Male 16.5; Female: 15.5 inches
blue, sandy, and liver, each with or without tan points. Bedlington pups are born dark, and lighten to adult color by about one year of age.
Originating in England during the 18th century, this breed was used by gypsies as a vermin hunter and small game retriever. They are often affectionately referred to as the "gypsy dog". The Bedlington Terrier is often described as a dog with the heart of a lion and the head of a lamb due to their unique appearance and assertive demeanor.
This well-balanced breed is mild and gentle, never shy or nervous. They have immense energy, courage, and endurance. The Bedlington Terrier is full of confidence, is spirited, and quite muscular. They have strong sporting instincts and also make an intelligent and amiable companion.
Bedlington Terriers have an affectionate personality. They are cheerful, playful, lively, and loyal. This breed is deeply devoted to their family, and loving with considerate and well-behaved children. They will get along with cats and other animals they have been raised with, but will not tolerate dominating or threatening behavior. Despite their gentle appearance it is important to remember that the Bedlington Terrier is a terrier breed. If they are challenged they are ferocious and terrifying fighters.
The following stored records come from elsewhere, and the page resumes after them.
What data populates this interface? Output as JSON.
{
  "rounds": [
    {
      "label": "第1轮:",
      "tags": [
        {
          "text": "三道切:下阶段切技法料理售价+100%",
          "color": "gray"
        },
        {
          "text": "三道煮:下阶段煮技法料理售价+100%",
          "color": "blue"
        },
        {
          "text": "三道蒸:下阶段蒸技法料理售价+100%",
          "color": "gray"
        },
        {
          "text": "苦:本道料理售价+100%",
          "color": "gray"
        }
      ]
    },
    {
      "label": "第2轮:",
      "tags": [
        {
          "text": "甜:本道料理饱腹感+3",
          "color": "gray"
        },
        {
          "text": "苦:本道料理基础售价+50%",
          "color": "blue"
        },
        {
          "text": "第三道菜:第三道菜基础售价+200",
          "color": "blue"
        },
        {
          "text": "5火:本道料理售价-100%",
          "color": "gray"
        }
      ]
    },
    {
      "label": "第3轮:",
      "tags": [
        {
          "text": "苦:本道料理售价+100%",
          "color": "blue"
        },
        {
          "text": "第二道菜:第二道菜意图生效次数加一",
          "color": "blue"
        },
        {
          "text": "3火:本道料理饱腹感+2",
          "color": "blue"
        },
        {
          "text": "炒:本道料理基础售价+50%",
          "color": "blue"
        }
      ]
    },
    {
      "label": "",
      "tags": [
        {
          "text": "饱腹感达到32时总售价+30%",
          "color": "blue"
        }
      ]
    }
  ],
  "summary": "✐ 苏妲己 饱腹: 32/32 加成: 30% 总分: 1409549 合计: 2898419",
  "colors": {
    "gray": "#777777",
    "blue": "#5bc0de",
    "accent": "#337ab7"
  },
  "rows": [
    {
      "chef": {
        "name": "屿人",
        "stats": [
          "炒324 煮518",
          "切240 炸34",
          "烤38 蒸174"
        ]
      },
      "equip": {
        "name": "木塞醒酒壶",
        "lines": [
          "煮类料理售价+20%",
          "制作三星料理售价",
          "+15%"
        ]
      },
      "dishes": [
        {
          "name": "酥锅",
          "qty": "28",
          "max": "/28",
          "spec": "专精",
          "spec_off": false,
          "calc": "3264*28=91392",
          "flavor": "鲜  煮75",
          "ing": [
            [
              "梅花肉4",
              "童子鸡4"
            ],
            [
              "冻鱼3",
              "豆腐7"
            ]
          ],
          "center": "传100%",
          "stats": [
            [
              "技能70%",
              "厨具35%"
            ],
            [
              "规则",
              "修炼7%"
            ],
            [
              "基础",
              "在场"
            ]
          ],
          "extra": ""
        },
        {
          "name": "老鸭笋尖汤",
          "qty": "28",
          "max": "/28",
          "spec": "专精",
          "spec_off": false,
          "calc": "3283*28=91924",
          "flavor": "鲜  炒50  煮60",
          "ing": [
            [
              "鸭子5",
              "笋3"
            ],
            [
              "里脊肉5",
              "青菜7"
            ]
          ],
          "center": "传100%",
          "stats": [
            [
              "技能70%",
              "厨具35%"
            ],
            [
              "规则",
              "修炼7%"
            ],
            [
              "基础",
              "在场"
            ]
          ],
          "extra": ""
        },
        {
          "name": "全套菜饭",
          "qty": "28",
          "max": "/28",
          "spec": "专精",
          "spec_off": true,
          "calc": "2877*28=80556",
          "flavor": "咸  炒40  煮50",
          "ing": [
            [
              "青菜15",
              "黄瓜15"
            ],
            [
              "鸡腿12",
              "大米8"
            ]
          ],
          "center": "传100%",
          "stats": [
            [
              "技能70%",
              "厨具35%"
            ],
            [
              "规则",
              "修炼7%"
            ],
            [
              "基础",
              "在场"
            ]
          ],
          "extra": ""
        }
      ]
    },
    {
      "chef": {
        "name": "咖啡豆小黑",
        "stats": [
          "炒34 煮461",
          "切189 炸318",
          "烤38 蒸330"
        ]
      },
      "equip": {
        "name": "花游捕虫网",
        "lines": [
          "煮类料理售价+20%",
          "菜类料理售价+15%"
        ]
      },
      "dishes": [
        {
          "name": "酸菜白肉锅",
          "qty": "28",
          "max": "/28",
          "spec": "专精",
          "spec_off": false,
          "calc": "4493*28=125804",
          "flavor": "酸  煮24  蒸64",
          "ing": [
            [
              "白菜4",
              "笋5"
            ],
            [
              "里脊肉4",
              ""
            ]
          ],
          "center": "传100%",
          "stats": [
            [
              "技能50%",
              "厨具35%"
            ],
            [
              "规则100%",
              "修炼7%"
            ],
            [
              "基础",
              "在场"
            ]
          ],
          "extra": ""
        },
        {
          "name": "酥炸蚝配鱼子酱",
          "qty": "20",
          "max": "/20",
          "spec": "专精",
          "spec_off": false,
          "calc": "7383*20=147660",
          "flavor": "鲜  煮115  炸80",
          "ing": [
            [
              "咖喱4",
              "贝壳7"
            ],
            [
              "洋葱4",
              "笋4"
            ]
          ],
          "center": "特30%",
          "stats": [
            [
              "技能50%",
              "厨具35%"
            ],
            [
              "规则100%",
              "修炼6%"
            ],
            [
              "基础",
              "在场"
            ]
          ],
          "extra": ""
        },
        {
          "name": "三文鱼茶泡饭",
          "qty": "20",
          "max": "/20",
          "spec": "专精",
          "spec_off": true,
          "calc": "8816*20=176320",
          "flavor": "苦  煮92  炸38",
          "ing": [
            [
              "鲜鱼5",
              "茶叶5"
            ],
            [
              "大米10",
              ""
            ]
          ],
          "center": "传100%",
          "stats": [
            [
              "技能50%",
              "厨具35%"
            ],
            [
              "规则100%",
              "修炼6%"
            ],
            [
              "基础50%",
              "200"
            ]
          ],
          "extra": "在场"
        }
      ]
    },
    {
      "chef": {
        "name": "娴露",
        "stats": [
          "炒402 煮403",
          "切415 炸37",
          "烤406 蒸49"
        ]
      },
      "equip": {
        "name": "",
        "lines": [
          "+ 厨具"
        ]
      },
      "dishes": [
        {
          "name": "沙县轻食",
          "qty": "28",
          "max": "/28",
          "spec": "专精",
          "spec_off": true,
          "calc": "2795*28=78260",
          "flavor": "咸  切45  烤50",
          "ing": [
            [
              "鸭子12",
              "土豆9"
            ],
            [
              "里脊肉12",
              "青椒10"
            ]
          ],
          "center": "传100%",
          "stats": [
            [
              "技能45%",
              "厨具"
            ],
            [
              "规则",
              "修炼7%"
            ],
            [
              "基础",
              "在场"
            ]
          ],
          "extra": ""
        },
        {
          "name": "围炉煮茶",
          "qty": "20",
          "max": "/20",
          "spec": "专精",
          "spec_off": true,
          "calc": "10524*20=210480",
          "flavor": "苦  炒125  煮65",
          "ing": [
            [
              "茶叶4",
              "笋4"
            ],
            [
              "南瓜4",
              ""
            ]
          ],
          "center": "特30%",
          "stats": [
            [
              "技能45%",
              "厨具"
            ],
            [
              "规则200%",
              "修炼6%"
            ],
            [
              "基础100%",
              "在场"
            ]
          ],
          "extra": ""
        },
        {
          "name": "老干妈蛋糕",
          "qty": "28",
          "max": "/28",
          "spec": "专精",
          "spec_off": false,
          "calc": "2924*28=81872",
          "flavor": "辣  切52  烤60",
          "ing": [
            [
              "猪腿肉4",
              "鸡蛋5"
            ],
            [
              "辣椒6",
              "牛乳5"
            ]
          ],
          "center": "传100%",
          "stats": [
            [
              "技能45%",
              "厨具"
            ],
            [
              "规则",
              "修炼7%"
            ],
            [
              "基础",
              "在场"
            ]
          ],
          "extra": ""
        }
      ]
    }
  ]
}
They are fairly friendly with strangers. They make excellent watchdogs as they are extremely protective of their family and will alert them to danger and visitors.
This is a high maintenance breed. They require professional specialized clipping every six weeks. They must be brushed and combed on a daily basis. Bathing should only be done when absolutely necessary. The Bedlington Terrier is prone to a serious inherited liver problem known as Copper Storage Disease. They also have a tendency for such health issues as thyroid problems, cataracts, and kidney disease.
The Bedlington Terrier is a very distinctive breed. The coat is an interesting and unusual mixture of both soft and hard hair. The body coat is curly, crisp, and lint-like in texture. There is a fringe of silky hair on the tips of the ears. This thick double coat breed comes in blue, sandy, or liver. They are non-shedding.
The Bedlington Terrier can be independent, skittish, and quite difficult to train. They benefit from early socialization, particularly with cats and other pets. Intensive obedience training is crucial as this breed has a tendency to be destructive and bark excessively. They will not respond to harsh or heavy-handed training. The Bedlington Terrier thrives on human companionship and is trained best with firm, loving and consistent guidance. They excel in agility, obedience, and flyball.
Bedlington Terriers are an exceedingly active breed that requires a great deal of exercise and stimulation. They are fairly active indoors and benefit from family play sessions. They are excellent walking companions provided they are securely leashed. They enjoy outdoor play provided the yard is securely fenced and they are supervised. This breed is highly prone to digging. The Bedlington Terrier will do okay in an apartment if they are given sufficient exercise.
Help reduce the number of Bedlington Terrier puppies in shelters by doing your due diligence. Many puppies are often purchased with little or no knowledge of what goes into parenting one. Uneducated decisions often leave the puppy in need of adoption and in the care of rescue groups. Bringing home a puppy into your family has many benefits but we first implore you to educate yourself. An informed decision will take into account the characteristics of the breed, your lifestyle, expected veterinary care, the demands and limitations of owning one, their activity requirements and levels of companionship required.
|Good With Dogs:|